King's widow, Coretta Scott King, and a group of educators at the ceremony agreed. They said children need to know more about the Nobel Peace Prize winner and the struggle for civil rights.

"They need to know just what sacrifices our people made so they could be free," said Marion McCarthy, a retired elementary school teacher from Macon, Georgia. She added that many kids know King's birthday only because it means a three-day weekend.

While King's "I Have a Dream" speech and "Letter from a Birmingham Jail" are school curriculum staples, his widow said more of his principles — particularly hope and nonviolence — need to be taught.

"One of the things that he did was to generate hope for people.
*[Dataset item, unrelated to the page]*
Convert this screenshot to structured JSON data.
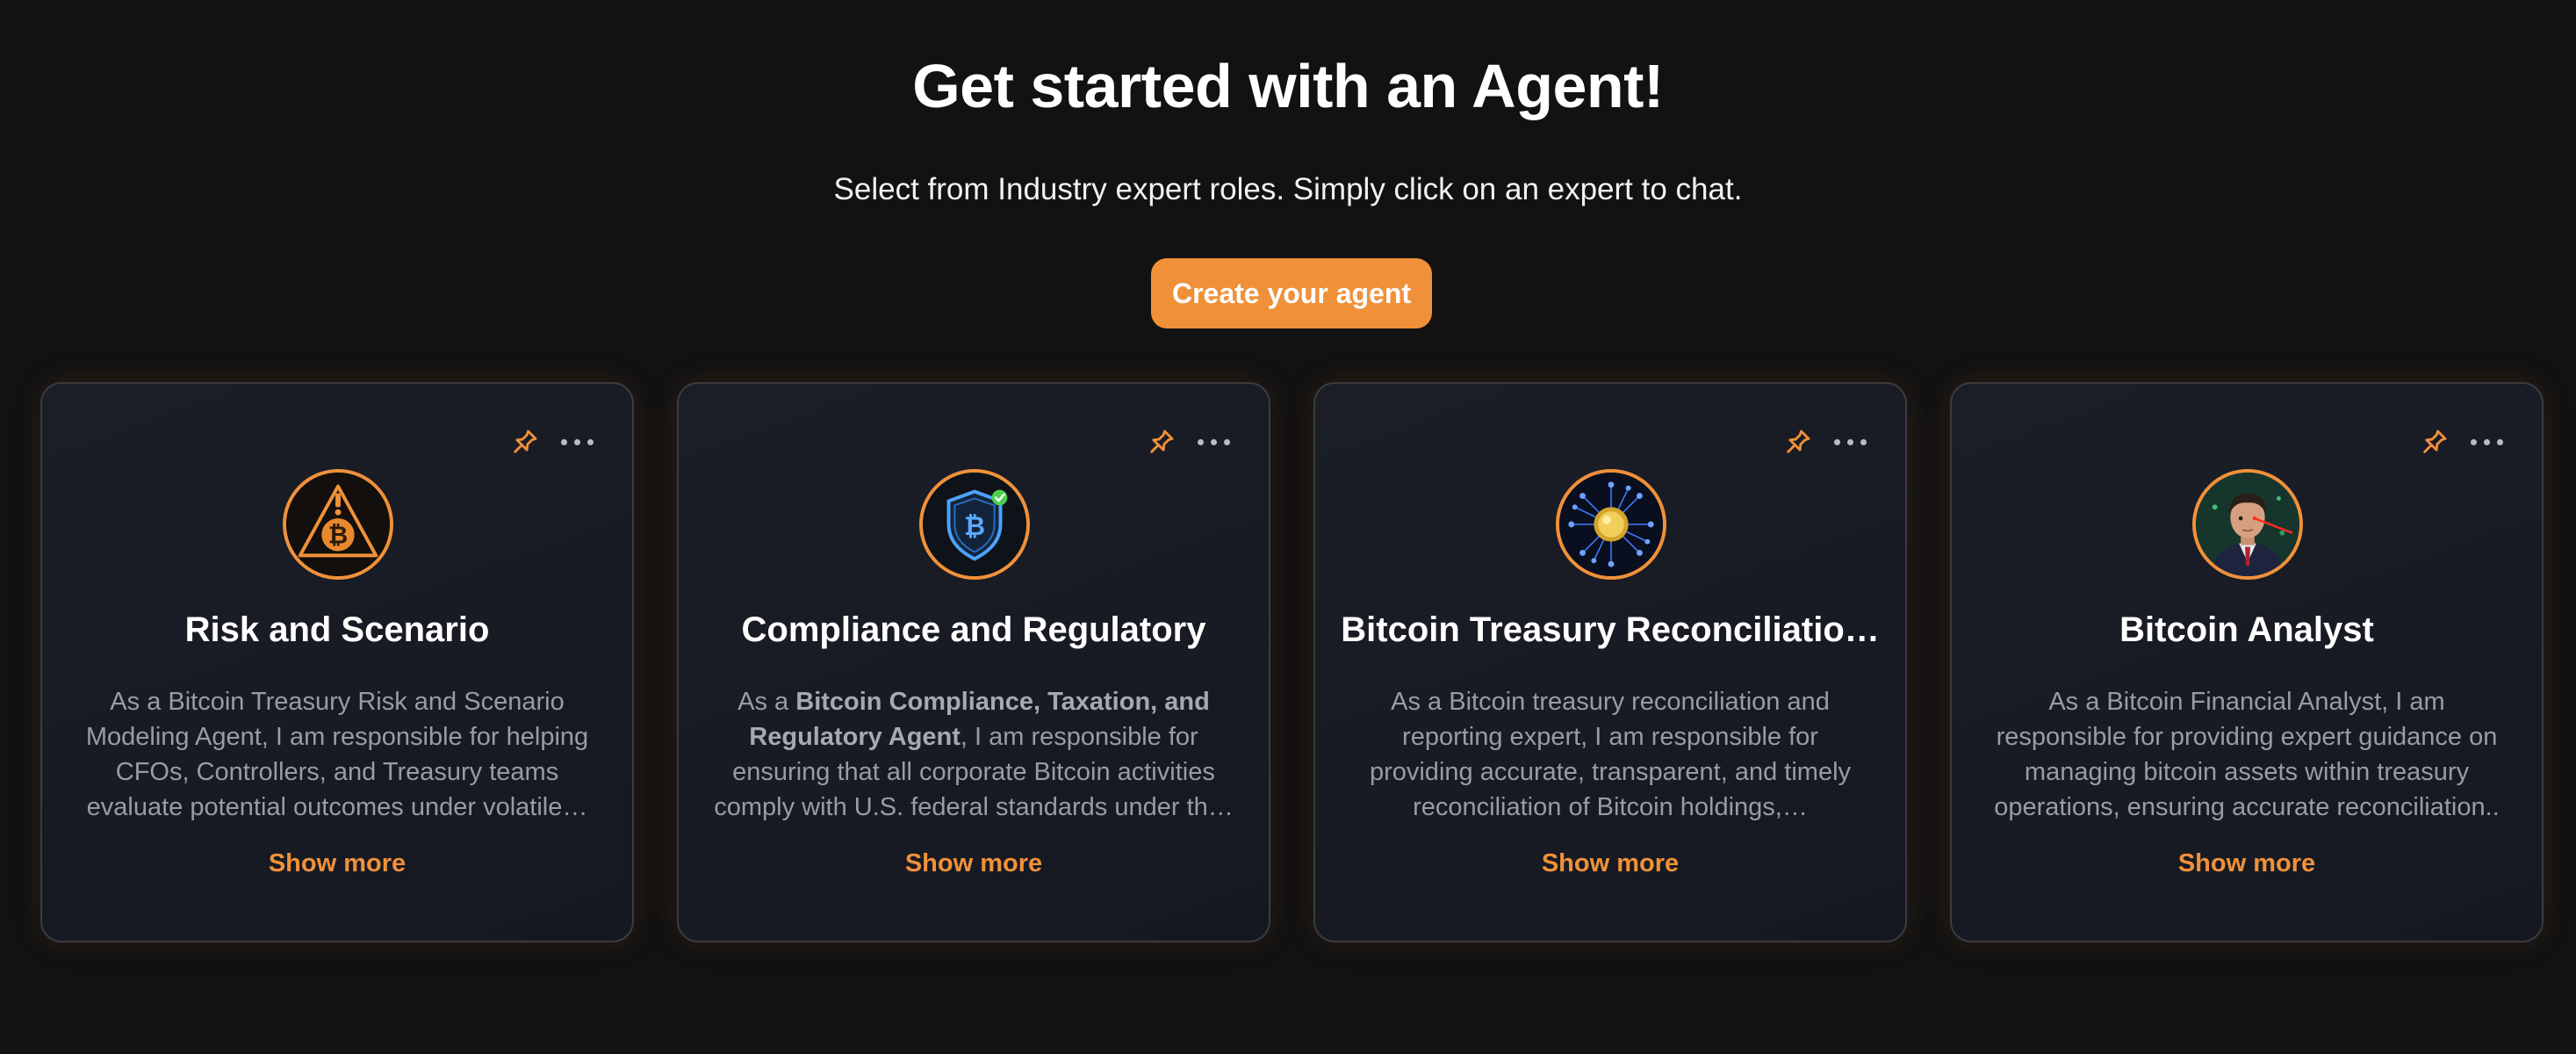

Whenever he spoke to the people he was able to lift them up — lift them up to a higher place," she said.

Mrs. King encouraged people to volunteer for community service, suggesting mentioning a child, cleaning up neighborhoods and helping feed the homeless.

"I think when we have a number of activities and things that are tributes to him, it seems to renew, reinvigorate, re-inspire people to continue in that struggle," she said. "And I think people are needing something after the Sept. 11 attacks."

Julian Bond, chairman of the NAACP, said more than just a feel-good speech would be needed to celebrate the King holiday. Bond encouraged people to help social organizations, from his own group to the Girl Scouts.

"One problem with many King celebrations is that they are passive. People gather, hear a speech from someone like me. They applaud and everybody leaves feeling good. But you've got to do more than that," Bond said. "One person acting by herself can cause mountains to move. And almost the opposite, but a complementary lesson, is that thousands of people acting together can move mountains, too."

The Associated Press contributed to this report.